• _About this task_: The data beneath this task is to be duplicated exactly, in its entirety.
== Provided entries ==
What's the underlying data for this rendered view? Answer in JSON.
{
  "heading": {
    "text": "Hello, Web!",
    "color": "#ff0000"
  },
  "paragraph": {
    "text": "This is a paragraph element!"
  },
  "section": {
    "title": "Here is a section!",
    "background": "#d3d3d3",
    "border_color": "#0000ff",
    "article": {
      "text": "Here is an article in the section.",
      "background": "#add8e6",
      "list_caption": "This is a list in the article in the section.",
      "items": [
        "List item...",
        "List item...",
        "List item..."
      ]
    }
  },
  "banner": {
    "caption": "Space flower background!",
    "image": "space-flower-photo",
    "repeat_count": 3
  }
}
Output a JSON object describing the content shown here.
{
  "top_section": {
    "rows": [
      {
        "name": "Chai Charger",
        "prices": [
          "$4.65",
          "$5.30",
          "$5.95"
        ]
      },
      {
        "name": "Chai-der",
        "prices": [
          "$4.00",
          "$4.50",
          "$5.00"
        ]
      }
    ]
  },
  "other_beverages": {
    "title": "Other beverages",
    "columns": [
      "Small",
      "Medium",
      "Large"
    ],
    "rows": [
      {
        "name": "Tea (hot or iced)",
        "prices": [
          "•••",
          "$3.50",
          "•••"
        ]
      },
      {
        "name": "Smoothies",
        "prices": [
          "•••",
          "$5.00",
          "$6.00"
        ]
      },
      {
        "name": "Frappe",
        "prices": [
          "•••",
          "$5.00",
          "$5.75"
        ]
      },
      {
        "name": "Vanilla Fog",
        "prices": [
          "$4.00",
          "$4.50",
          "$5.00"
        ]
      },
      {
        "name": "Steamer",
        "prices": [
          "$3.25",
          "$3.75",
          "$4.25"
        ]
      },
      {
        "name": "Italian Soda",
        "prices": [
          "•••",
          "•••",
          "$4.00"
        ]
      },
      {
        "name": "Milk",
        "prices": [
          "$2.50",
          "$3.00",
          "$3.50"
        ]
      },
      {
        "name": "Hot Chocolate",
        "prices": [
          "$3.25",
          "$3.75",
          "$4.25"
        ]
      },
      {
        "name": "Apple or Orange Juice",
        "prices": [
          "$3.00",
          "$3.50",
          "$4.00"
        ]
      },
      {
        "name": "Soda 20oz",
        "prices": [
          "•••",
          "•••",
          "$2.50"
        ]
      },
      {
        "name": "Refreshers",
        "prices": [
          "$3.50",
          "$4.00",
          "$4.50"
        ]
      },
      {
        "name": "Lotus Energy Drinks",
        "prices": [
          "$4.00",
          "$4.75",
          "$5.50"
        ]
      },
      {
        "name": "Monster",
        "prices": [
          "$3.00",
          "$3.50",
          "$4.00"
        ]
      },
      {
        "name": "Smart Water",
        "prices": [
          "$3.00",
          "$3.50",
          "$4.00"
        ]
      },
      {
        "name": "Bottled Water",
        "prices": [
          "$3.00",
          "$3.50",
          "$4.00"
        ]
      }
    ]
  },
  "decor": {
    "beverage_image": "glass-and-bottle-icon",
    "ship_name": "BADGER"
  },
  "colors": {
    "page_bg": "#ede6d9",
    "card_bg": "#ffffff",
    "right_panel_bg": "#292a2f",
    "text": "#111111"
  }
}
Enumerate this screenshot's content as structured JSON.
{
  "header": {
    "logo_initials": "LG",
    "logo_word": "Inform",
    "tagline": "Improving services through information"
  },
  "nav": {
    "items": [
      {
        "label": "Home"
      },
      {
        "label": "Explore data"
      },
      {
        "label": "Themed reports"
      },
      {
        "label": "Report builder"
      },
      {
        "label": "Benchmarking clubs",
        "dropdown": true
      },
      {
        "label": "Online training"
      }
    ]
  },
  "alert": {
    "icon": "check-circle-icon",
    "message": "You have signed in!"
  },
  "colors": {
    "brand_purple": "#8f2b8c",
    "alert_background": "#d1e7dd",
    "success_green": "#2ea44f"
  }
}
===
• _Solution to this task_:
What's the underlying data for this rendered view? Answer in JSON.
{
  "heading": {
    "text": "Hello, Web!",
    "color": "#ff0000"
  },
  "paragraph": {
    "text": "This is a paragraph element!"
  },
  "section": {
    "title": "Here is a section!",
    "background": "#d3d3d3",
    "border_color": "#0000ff",
    "article": {
      "text": "Here is an article in the section.",
      "background": "#add8e6",
      "list_caption": "This is a list in the article in the section.",
      "items": [
        "List item...",
        "List item...",
        "List item..."
      ]
    }
  },
  "banner": {
    "caption": "Space flower background!",
    "image": "space-flower-photo",
    "repeat_count": 3
  }
}
Output a JSON object describing the content shown here.
{
  "top_section": {
    "rows": [
      {
        "name": "Chai Charger",
        "prices": [
          "$4.65",
          "$5.30",
          "$5.95"
        ]
      },
      {
        "name": "Chai-der",
        "prices": [
          "$4.00",
          "$4.50",
          "$5.00"
        ]
      }
    ]
  },
  "other_beverages": {
    "title": "Other beverages",
    "columns": [
      "Small",
      "Medium",
      "Large"
    ],
    "rows": [
      {
        "name": "Tea (hot or iced)",
        "prices": [
          "•••",
          "$3.50",
          "•••"
        ]
      },
      {
        "name": "Smoothies",
        "prices": [
          "•••",
          "$5.00",
          "$6.00"
        ]
      },
      {
        "name": "Frappe",
        "prices": [
          "•••",
          "$5.00",
          "$5.75"
        ]
      },
      {
        "name": "Vanilla Fog",
        "prices": [
          "$4.00",
          "$4.50",
          "$5.00"
        ]
      },
      {
        "name": "Steamer",
        "prices": [
          "$3.25",
          "$3.75",
          "$4.25"
        ]
      },
      {
        "name": "Italian Soda",
        "prices": [
          "•••",
          "•••",
          "$4.00"
        ]
      },
      {
        "name": "Milk",
        "prices": [
          "$2.50",
          "$3.00",
          "$3.50"
        ]
      },
      {
        "name": "Hot Chocolate",
        "prices": [
          "$3.25",
          "$3.75",
          "$4.25"
        ]
      },
      {
        "name": "Apple or Orange Juice",
        "prices": [
          "$3.00",
          "$3.50",
          "$4.00"
        ]
      },
      {
        "name": "Soda 20oz",
        "prices": [
          "•••",
          "•••",
          "$2.50"
        ]
      },
      {
        "name": "Refreshers",
        "prices": [
          "$3.50",
          "$4.00",
          "$4.50"
        ]
      },
      {
        "name": "Lotus Energy Drinks",
        "prices": [
          "$4.00",
          "$4.75",
          "$5.50"
        ]
      },
      {
        "name": "Monster",
        "prices": [
          "$3.00",
          "$3.50",
          "$4.00"
        ]
      },
      {
        "name": "Smart Water",
        "prices": [
          "$3.00",
          "$3.50",
          "$4.00"
        ]
      },
      {
        "name": "Bottled Water",
        "prices": [
          "$3.00",
          "$3.50",
          "$4.00"
        ]
      }
    ]
  },
  "decor": {
    "beverage_image": "glass-and-bottle-icon",
    "ship_name": "BADGER"
  },
  "colors": {
    "page_bg": "#ede6d9",
    "card_bg": "#ffffff",
    "right_panel_bg": "#292a2f",
    "text": "#111111"
  }
}
Enumerate this screenshot's content as structured JSON.
{
  "header": {
    "logo_initials": "LG",
    "logo_word": "Inform",
    "tagline": "Improving services through information"
  },
  "nav": {
    "items": [
      {
        "label": "Home"
      },
      {
        "label": "Explore data"
      },
      {
        "label": "Themed reports"
      },
      {
        "label": "Report builder"
      },
      {
        "label": "Benchmarking clubs",
        "dropdown": true
      },
      {
        "label": "Online training"
      }
    ]
  },
  "alert": {
    "icon": "check-circle-icon",
    "message": "You have signed in!"
  },
  "colors": {
    "brand_purple": "#8f2b8c",
    "alert_background": "#d1e7dd",
    "success_green": "#2ea44f"
  }
}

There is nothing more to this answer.